**TASK TO CARRY OUT**: When the records are reproduced, each one must match exactly, and no picture may be kept.

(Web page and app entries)
===============
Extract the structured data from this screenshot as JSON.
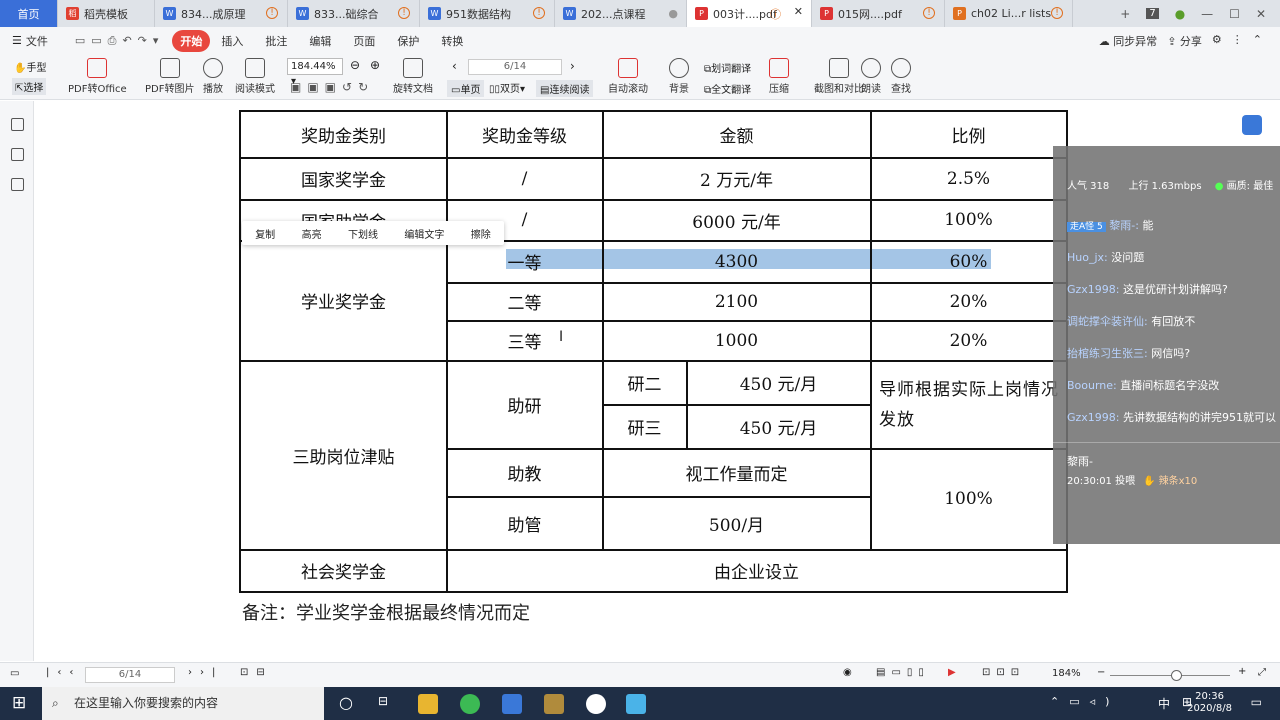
{
  "tabs": [
    {
      "label": "首页",
      "icon": "home"
    },
    {
      "label": "稻壳模板",
      "icon": "docer-icon",
      "color": "#e04030"
    },
    {
      "label": "834...成原理",
      "icon": "word-icon",
      "color": "#3a6fd8"
    },
    {
      "label": "833...础综合",
      "icon": "word-icon",
      "color": "#3a6fd8"
    },
    {
      "label": "951数据结构",
      "icon": "word-icon",
      "color": "#3a6fd8"
    },
    {
      "label": "202...点课程",
      "icon": "word-icon",
      "color": "#3a6fd8"
    },
    {
      "label": "003计....pdf",
      "icon": "pdf-icon",
      "color": "#d33"
    },
    {
      "label": "015网....pdf",
      "icon": "pdf-icon",
      "color": "#d33"
    },
    {
      "label": "ch02 Li...r lists",
      "icon": "ppt-icon",
      "color": "#e07020"
    }
  ],
  "window": {
    "tab_count": "7"
  },
  "menu": {
    "file": "文件",
    "items": [
      "开始",
      "插入",
      "批注",
      "编辑",
      "页面",
      "保护",
      "转换"
    ],
    "sync": "同步异常",
    "share": "分享"
  },
  "toolbar": {
    "hand": "手型",
    "select": "选择",
    "pdf_to_office": "PDF转Office",
    "pdf_to_image": "PDF转图片",
    "play": "播放",
    "read_mode": "阅读模式",
    "zoom": "184.44%",
    "page": "6/14",
    "rotate": "旋转文档",
    "single": "单页",
    "double": "双页",
    "continuous": "连续阅读",
    "auto_scroll": "自动滚动",
    "background": "背景",
    "word_translate": "划词翻译",
    "full_translate": "全文翻译",
    "compress": "压缩",
    "screenshot": "截图和对比",
    "read_aloud": "朗读",
    "find": "查找"
  },
  "table": {
    "headers": [
      "奖助金类别",
      "奖助金等级",
      "金额",
      "比例"
    ],
    "national_scholarship": {
      "category": "国家奖学金",
      "level": "/",
      "amount": "2 万元/年",
      "ratio": "2.5%"
    },
    "national_grant": {
      "category": "国家助学金",
      "level": "/",
      "amount": "6000 元/年",
      "ratio": "100%"
    },
    "academic": {
      "category": "学业奖学金",
      "rows": [
        {
          "level": "一等",
          "amount": "4300",
          "ratio": "60%"
        },
        {
          "level": "二等",
          "amount": "2100",
          "ratio": "20%"
        },
        {
          "level": "三等",
          "amount": "1000",
          "ratio": "20%"
        }
      ]
    },
    "assistant": {
      "category": "三助岗位津贴",
      "research": "助研",
      "research_rows": [
        {
          "grade": "研二",
          "amount": "450 元/月"
        },
        {
          "grade": "研三",
          "amount": "450 元/月"
        }
      ],
      "research_ratio": "导师根据实际上岗情况发放",
      "teaching": "助教",
      "teaching_amount": "视工作量而定",
      "management": "助管",
      "management_amount": "500/月",
      "ratio": "100%"
    },
    "social": {
      "category": "社会奖学金",
      "amount": "由企业设立"
    }
  },
  "note": "备注：学业奖学金根据最终情况而定",
  "popup": [
    "复制",
    "高亮",
    "下划线",
    "编辑文字",
    "擦除"
  ],
  "chat": {
    "stats": {
      "popularity": "人气  318",
      "upload": "上行  1.63mbps",
      "quality": "画质: 最佳"
    },
    "messages": [
      {
        "badge": "走A怪 5",
        "user": "黎雨-:",
        "text": "能"
      },
      {
        "user": "Huo_jx:",
        "text": "没问题"
      },
      {
        "user": "Gzx1998:",
        "text": "这是优研计划讲解吗?"
      },
      {
        "user": "调蛇撑伞装许仙:",
        "text": "有回放不"
      },
      {
        "user": "抬棺练习生张三:",
        "text": "网信吗?"
      },
      {
        "user": "Boourne:",
        "text": "直播间标题名字没改"
      },
      {
        "user": "Gzx1998:",
        "text": "先讲数据结构的讲完951就可以"
      }
    ],
    "gift_user": "黎雨-",
    "gift_time": "20:30:01 投喂",
    "gift": "辣条x10"
  },
  "status": {
    "page": "6/14",
    "zoom": "184%"
  },
  "taskbar": {
    "search_placeholder": "在这里输入你要搜索的内容",
    "time": "20:36",
    "date": "2020/8/8",
    "ime": "中"
  }
}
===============
**RESPONSE**:
Extract the structured data from this screenshot as JSON.
{
  "tabs": [
    {
      "label": "首页",
      "icon": "home"
    },
    {
      "label": "稻壳模板",
      "icon": "docer-icon",
      "color": "#e04030"
    },
    {
      "label": "834...成原理",
      "icon": "word-icon",
      "color": "#3a6fd8"
    },
    {
      "label": "833...础综合",
      "icon": "word-icon",
      "color": "#3a6fd8"
    },
    {
      "label": "951数据结构",
      "icon": "word-icon",
      "color": "#3a6fd8"
    },
    {
      "label": "202...点课程",
      "icon": "word-icon",
      "color": "#3a6fd8"
    },
    {
      "label": "003计....pdf",
      "icon": "pdf-icon",
      "color": "#d33"
    },
    {
      "label": "015网....pdf",
      "icon": "pdf-icon",
      "color": "#d33"
    },
    {
      "label": "ch02 Li...r lists",
      "icon": "ppt-icon",
      "color": "#e07020"
    }
  ],
  "window": {
    "tab_count": "7"
  },
  "menu": {
    "file": "文件",
    "items": [
      "开始",
      "插入",
      "批注",
      "编辑",
      "页面",
      "保护",
      "转换"
    ],
    "sync": "同步异常",
    "share": "分享"
  },
  "toolbar": {
    "hand": "手型",
    "select": "选择",
    "pdf_to_office": "PDF转Office",
    "pdf_to_image": "PDF转图片",
    "play": "播放",
    "read_mode": "阅读模式",
    "zoom": "184.44%",
    "page": "6/14",
    "rotate": "旋转文档",
    "single": "单页",
    "double": "双页",
    "continuous": "连续阅读",
    "auto_scroll": "自动滚动",
    "background": "背景",
    "word_translate": "划词翻译",
    "full_translate": "全文翻译",
    "compress": "压缩",
    "screenshot": "截图和对比",
    "read_aloud": "朗读",
    "find": "查找"
  },
  "table": {
    "headers": [
      "奖助金类别",
      "奖助金等级",
      "金额",
      "比例"
    ],
    "national_scholarship": {
      "category": "国家奖学金",
      "level": "/",
      "amount": "2 万元/年",
      "ratio": "2.5%"
    },
    "national_grant": {
      "category": "国家助学金",
      "level": "/",
      "amount": "6000 元/年",
      "ratio": "100%"
    },
    "academic": {
      "category": "学业奖学金",
      "rows": [
        {
          "level": "一等",
          "amount": "4300",
          "ratio": "60%"
        },
        {
          "level": "二等",
          "amount": "2100",
          "ratio": "20%"
        },
        {
          "level": "三等",
          "amount": "1000",
          "ratio": "20%"
        }
      ]
    },
    "assistant": {
      "category": "三助岗位津贴",
      "research": "助研",
      "research_rows": [
        {
          "grade": "研二",
          "amount": "450 元/月"
        },
        {
          "grade": "研三",
          "amount": "450 元/月"
        }
      ],
      "research_ratio": "导师根据实际上岗情况发放",
      "teaching": "助教",
      "teaching_amount": "视工作量而定",
      "management": "助管",
      "management_amount": "500/月",
      "ratio": "100%"
    },
    "social": {
      "category": "社会奖学金",
      "amount": "由企业设立"
    }
  },
  "note": "备注：学业奖学金根据最终情况而定",
  "popup": [
    "复制",
    "高亮",
    "下划线",
    "编辑文字",
    "擦除"
  ],
  "chat": {
    "stats": {
      "popularity": "人气  318",
      "upload": "上行  1.63mbps",
      "quality": "画质: 最佳"
    },
    "messages": [
      {
        "badge": "走A怪 5",
        "user": "黎雨-:",
        "text": "能"
      },
      {
        "user": "Huo_jx:",
        "text": "没问题"
      },
      {
        "user": "Gzx1998:",
        "text": "这是优研计划讲解吗?"
      },
      {
        "user": "调蛇撑伞装许仙:",
        "text": "有回放不"
      },
      {
        "user": "抬棺练习生张三:",
        "text": "网信吗?"
      },
      {
        "user": "Boourne:",
        "text": "直播间标题名字没改"
      },
      {
        "user": "Gzx1998:",
        "text": "先讲数据结构的讲完951就可以"
      }
    ],
    "gift_user": "黎雨-",
    "gift_time": "20:30:01 投喂",
    "gift": "辣条x10"
  },
  "status": {
    "page": "6/14",
    "zoom": "184%"
  },
  "taskbar": {
    "search_placeholder": "在这里输入你要搜索的内容",
    "time": "20:36",
    "date": "2020/8/8",
    "ime": "中"
  }
}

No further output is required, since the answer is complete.